In the entries below, filter for the word "post" and copy every matching line.

■ RECORDS TO USE
== Segment start ==

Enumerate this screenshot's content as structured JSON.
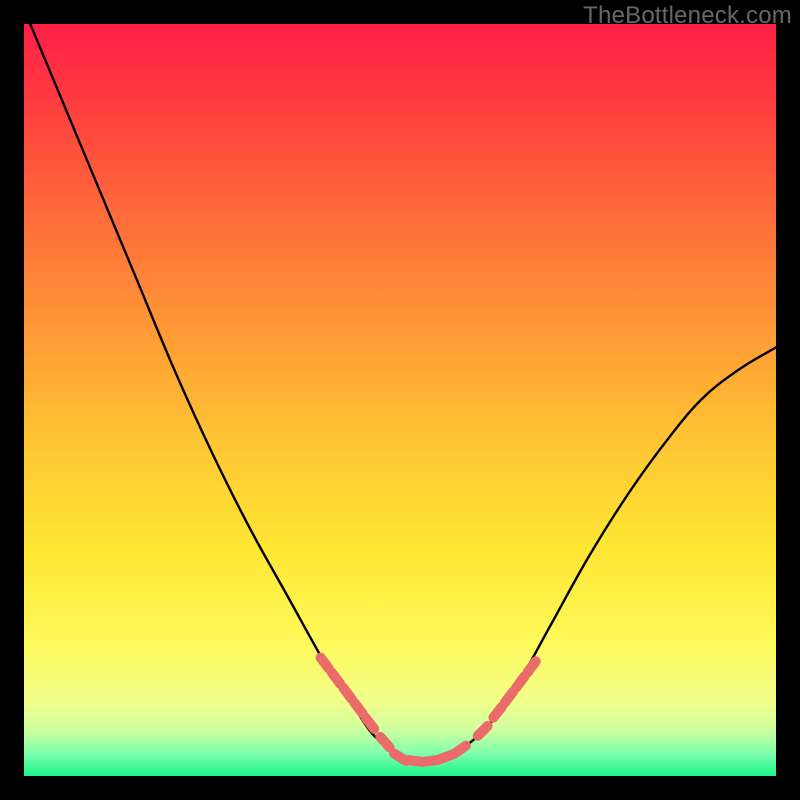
{
  "watermark": "TheBottleneck.com",
  "chart_data": {
    "type": "line",
    "title": "",
    "xlabel": "",
    "ylabel": "",
    "xlim": [
      0,
      100
    ],
    "ylim": [
      0,
      100
    ],
    "series": [
      {
        "name": "curve",
        "x": [
          0,
          5,
          10,
          15,
          20,
          25,
          30,
          35,
          40,
          42,
          44,
          46,
          48,
          50,
          52,
          54,
          56,
          58,
          60,
          62,
          65,
          70,
          75,
          80,
          85,
          90,
          95,
          100
        ],
        "values": [
          102,
          90,
          78,
          66,
          54,
          43,
          33,
          24,
          15,
          12,
          9,
          6,
          4,
          2.5,
          2,
          2,
          2.5,
          3.5,
          5,
          7,
          11,
          20,
          29,
          37,
          44,
          50,
          54,
          57
        ]
      },
      {
        "name": "markers",
        "x": [
          40,
          41.5,
          43,
          44.5,
          46,
          48,
          50,
          52,
          54,
          56,
          58,
          61,
          63,
          64.5,
          66,
          67.5
        ],
        "values": [
          15,
          13,
          11,
          9,
          7,
          4.5,
          2.5,
          2,
          2,
          2.5,
          3.5,
          6,
          8.5,
          10.5,
          12.5,
          14.5
        ]
      }
    ],
    "gradient_stops": [
      {
        "offset": 0.0,
        "color": "#ff1f47"
      },
      {
        "offset": 0.1,
        "color": "#ff3b3f"
      },
      {
        "offset": 0.25,
        "color": "#ff6a3a"
      },
      {
        "offset": 0.4,
        "color": "#ff9736"
      },
      {
        "offset": 0.55,
        "color": "#ffc433"
      },
      {
        "offset": 0.7,
        "color": "#ffe733"
      },
      {
        "offset": 0.82,
        "color": "#fff95a"
      },
      {
        "offset": 0.9,
        "color": "#f2ff8a"
      },
      {
        "offset": 0.94,
        "color": "#cdffa0"
      },
      {
        "offset": 0.97,
        "color": "#7dffac"
      },
      {
        "offset": 1.0,
        "color": "#1cf58e"
      }
    ]
  }
}
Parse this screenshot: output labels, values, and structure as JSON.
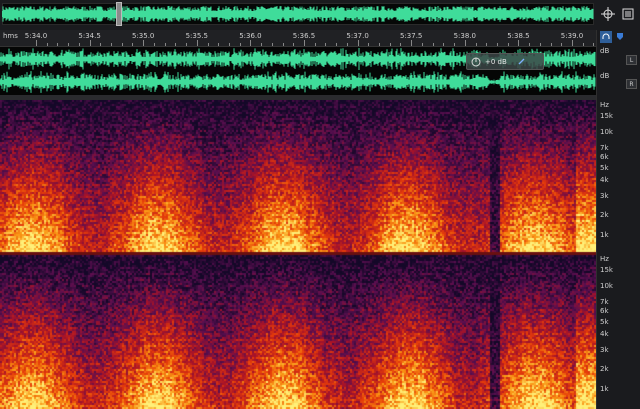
{
  "overview": {
    "label": "Overview"
  },
  "ruler": {
    "units": "hms",
    "ticks": [
      "5:34.0",
      "5:34.5",
      "5:35.0",
      "5:35.5",
      "5:36.0",
      "5:36.5",
      "5:37.0",
      "5:37.5",
      "5:38.0",
      "5:38.5",
      "5:39.0"
    ]
  },
  "hud": {
    "gain": "+0 dB"
  },
  "waveform_scale": {
    "unit_top": "dB",
    "unit_bottom": "dB",
    "ch_left": "L",
    "ch_right": "R"
  },
  "spectral_scale": {
    "top": {
      "unit": "Hz",
      "labels": [
        "15k",
        "10k",
        "7k",
        "6k",
        "5k",
        "4k",
        "3k",
        "2k",
        "1k"
      ]
    },
    "bottom": {
      "unit": "Hz",
      "labels": [
        "15k",
        "10k",
        "7k",
        "6k",
        "5k",
        "4k",
        "3k",
        "2k",
        "1k"
      ]
    }
  },
  "colors": {
    "waveform": "#3fdc9a",
    "background": "#0d0d0f"
  }
}
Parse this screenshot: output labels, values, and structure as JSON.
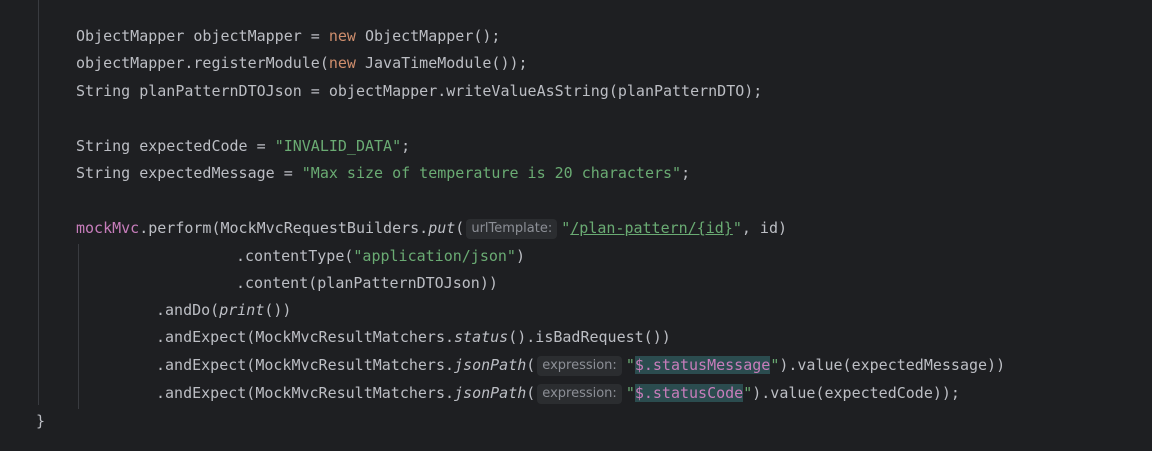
{
  "editor": {
    "lines": {
      "l1": {
        "type": "ObjectMapper",
        "var": " objectMapper = ",
        "kw": "new",
        "rest": " ObjectMapper();"
      },
      "l2": {
        "pre": "objectMapper.registerModule(",
        "kw": "new",
        "rest": " JavaTimeModule());"
      },
      "l3": {
        "text": "String planPatternDTOJson = objectMapper.writeValueAsString(planPatternDTO);"
      },
      "l4": {
        "pre": "String expectedCode = ",
        "str": "\"INVALID_DATA\"",
        "post": ";"
      },
      "l5": {
        "pre": "String expectedMessage = ",
        "str": "\"Max size of temperature is 20 characters\"",
        "post": ";"
      },
      "l6": {
        "field": "mockMvc",
        "pre": ".perform(MockMvcRequestBuilders.",
        "method": "put",
        "paren": "(",
        "hint": "urlTemplate:",
        "q1": "\"",
        "url": "/plan-pattern/{id}",
        "q2": "\"",
        "post": ", id)"
      },
      "l7": {
        "pre": ".contentType(",
        "str": "\"application/json\"",
        "post": ")"
      },
      "l8": {
        "text": ".content(planPatternDTOJson))"
      },
      "l9": {
        "pre": ".andDo(",
        "method": "print",
        "post": "())"
      },
      "l10": {
        "pre": ".andExpect(MockMvcResultMatchers.",
        "method": "status",
        "post": "().isBadRequest())"
      },
      "l11": {
        "pre": ".andExpect(MockMvcResultMatchers.",
        "method": "jsonPath",
        "paren": "(",
        "hint": "expression:",
        "q1": "\"",
        "path": "$.statusMessage",
        "q2": "\"",
        "post": ").value(expectedMessage))"
      },
      "l12": {
        "pre": ".andExpect(MockMvcResultMatchers.",
        "method": "jsonPath",
        "paren": "(",
        "hint": "expression:",
        "q1": "\"",
        "path": "$.statusCode",
        "q2": "\"",
        "post": ").value(expectedCode));"
      },
      "l13": {
        "text": "}"
      }
    }
  },
  "colors": {
    "background": "#1e1f22",
    "text": "#bcbec4",
    "keyword": "#cf8e6d",
    "string": "#6aab73",
    "field": "#c77dbb",
    "hint_bg": "#2b2d30",
    "hint_text": "#8c8f96",
    "highlight": "#2b4c4f"
  }
}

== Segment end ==

■ RESPONSE TO THIS EXERCISE
        "post": ";"
        "post": ";"
        "post": ", id)"
        "post": ")"
        "post": "())"
        "post": "().isBadRequest())"
        "post": ").value(expectedMessage))"
        "post": ").value(expectedCode));"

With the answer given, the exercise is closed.